In Brandon Johnson’s experience, student government classes tend to focus on national politics and the structure of government in Washington, D.C.
So when the Willamette University master’s degree candidate landed a student teaching job at South Albany High School, he decided to bring the government experience closer to home.
Johnson, himself a 2002 South graduate, invited Mayor Sharon Konopa (SAHS class of 1975) to speak to his American Government class on Friday. The idea was to show students “how to get involved in Albany, how to make a difference in the town you live in,” Johnson said.
Rep. Andy Olson. R-Albany, will speak to the same class on Tuesday, Johnson said.
As a high-schooler, Konopa told her audience of about 30 students, she didn’t pay much attention to politics outside student council. But being passionate about her hometown led her to an interest in helping to shape its future. She served 12 years on the Albany City Council and is now in her third term as mayor.
Students asked about economic development, mental health services, investment in city infrastructure and volunteer opportunities.
As part of the council, the mayor’s job is to help set policy while the city administrator manages the day-to-day operations, Konopa said.
She said she’s proud of the city’s economic development fund, and its efforts to work with existing manufacturers to expand their businesses and create partnerships. In particular, she noted the partnership between the cities of Albany and Millersburg and by ATI Wah Chang that created the artificial wetlands known as Talking Water Gardens.
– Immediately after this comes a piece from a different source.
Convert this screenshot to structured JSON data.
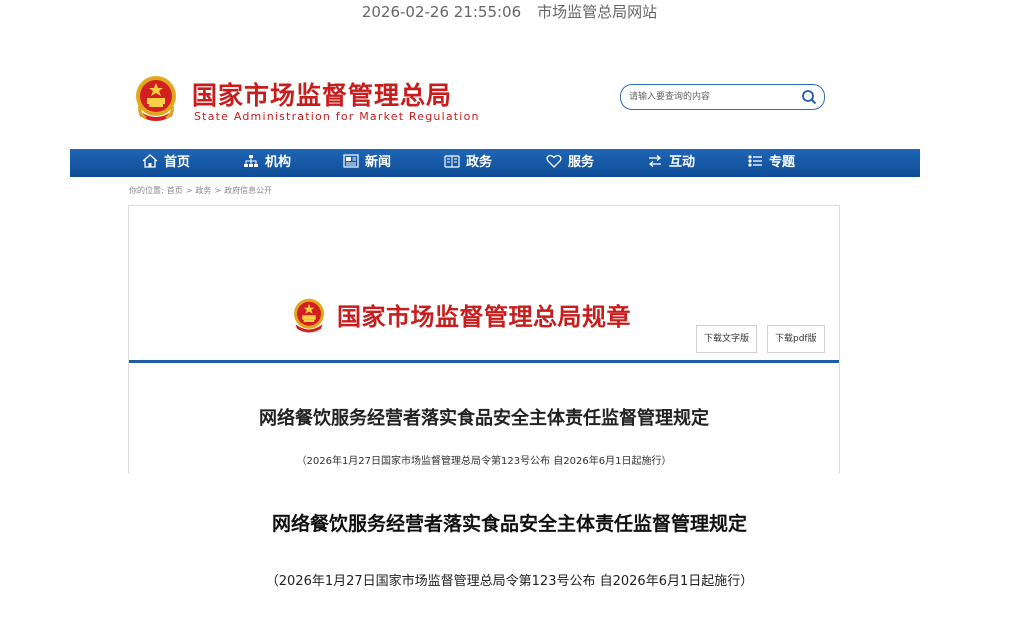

That project, plus an upgrade at the wastewater treatment plant itself, was an investment of $70 million. The city also sold 30-year bonds in 2003 totaling $40 million to build the Albany-Millersburg water treatment plant, which put Albany in good shape for the future, Konopa said. The next challenge, she said, is street repair.
Konopa said her job’s biggest challenge is helping people see the big picture, versus personal issues they might be angry about — and coping with the periodic middle-of-the-night phone calls from people with a bone to pick.
That led to a question about mental health services, which Konopa said is a struggle for every community. She noted mental health issues can lead to homelessness, and said she formed a housing task force to work on providing more housing opportunities.
She urged the students who see panhandlers to give money instead to agencies that can help them become self-reliant.
As for volunteer opportunities, the city abounds with them, with close to two dozen boards and commissions plus a variety of programs through parks and recreation.
Students interested in becoming mayor themselves one day should start with one of those opportunities, she said, and then try for election to the city council.
“Really get to know local government,” she encouraged. “If I can do it, anybody can do it.”